## YOUR ASSIGNMENT
Filter the entries down to the lines containing "읽어보고", and copy those lines.

## Excerpts from an interface dataset
=== Begin Enclosure ===

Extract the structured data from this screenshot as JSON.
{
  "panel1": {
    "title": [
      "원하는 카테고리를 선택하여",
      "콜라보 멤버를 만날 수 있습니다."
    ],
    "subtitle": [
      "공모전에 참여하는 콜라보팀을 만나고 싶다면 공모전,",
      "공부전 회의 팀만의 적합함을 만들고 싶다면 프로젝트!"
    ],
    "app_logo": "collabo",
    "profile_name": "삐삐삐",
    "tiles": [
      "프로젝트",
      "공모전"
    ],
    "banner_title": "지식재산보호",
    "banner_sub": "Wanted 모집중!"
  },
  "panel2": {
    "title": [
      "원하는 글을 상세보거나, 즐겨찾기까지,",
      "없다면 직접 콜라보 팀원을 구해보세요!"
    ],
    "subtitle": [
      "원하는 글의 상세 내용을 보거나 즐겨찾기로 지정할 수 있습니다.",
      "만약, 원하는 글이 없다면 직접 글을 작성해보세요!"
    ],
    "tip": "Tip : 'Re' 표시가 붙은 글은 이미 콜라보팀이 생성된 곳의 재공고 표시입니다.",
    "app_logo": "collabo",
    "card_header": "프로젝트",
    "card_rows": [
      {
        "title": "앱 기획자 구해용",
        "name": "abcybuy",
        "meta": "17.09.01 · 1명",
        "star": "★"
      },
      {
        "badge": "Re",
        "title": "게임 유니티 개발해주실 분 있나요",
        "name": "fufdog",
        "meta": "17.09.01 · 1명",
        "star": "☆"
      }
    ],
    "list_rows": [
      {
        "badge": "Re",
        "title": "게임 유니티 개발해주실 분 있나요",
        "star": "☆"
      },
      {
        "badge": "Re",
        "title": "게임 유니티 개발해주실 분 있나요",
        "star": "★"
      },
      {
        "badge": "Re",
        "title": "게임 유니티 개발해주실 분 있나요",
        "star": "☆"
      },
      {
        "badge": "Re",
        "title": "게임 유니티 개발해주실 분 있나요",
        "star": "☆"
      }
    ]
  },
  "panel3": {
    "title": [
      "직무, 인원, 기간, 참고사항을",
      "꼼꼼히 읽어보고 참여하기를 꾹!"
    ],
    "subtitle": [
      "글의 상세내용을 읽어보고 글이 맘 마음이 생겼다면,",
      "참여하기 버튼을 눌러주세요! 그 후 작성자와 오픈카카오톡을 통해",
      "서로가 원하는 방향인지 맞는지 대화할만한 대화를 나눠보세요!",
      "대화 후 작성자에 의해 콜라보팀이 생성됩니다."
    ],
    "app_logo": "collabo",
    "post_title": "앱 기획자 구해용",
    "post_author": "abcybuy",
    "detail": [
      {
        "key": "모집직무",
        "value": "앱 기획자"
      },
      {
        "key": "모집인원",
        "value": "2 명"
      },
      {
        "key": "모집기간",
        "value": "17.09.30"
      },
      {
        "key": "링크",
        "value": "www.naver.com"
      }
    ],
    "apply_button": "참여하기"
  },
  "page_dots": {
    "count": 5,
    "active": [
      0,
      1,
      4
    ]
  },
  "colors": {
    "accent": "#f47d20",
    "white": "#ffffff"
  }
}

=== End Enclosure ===

## EXPECTED OUTPUT
      "꼼꼼히 읽어보고 참여하기를 꾹!"
      "글의 상세내용을 읽어보고 글이 맘 마음이 생겼다면,",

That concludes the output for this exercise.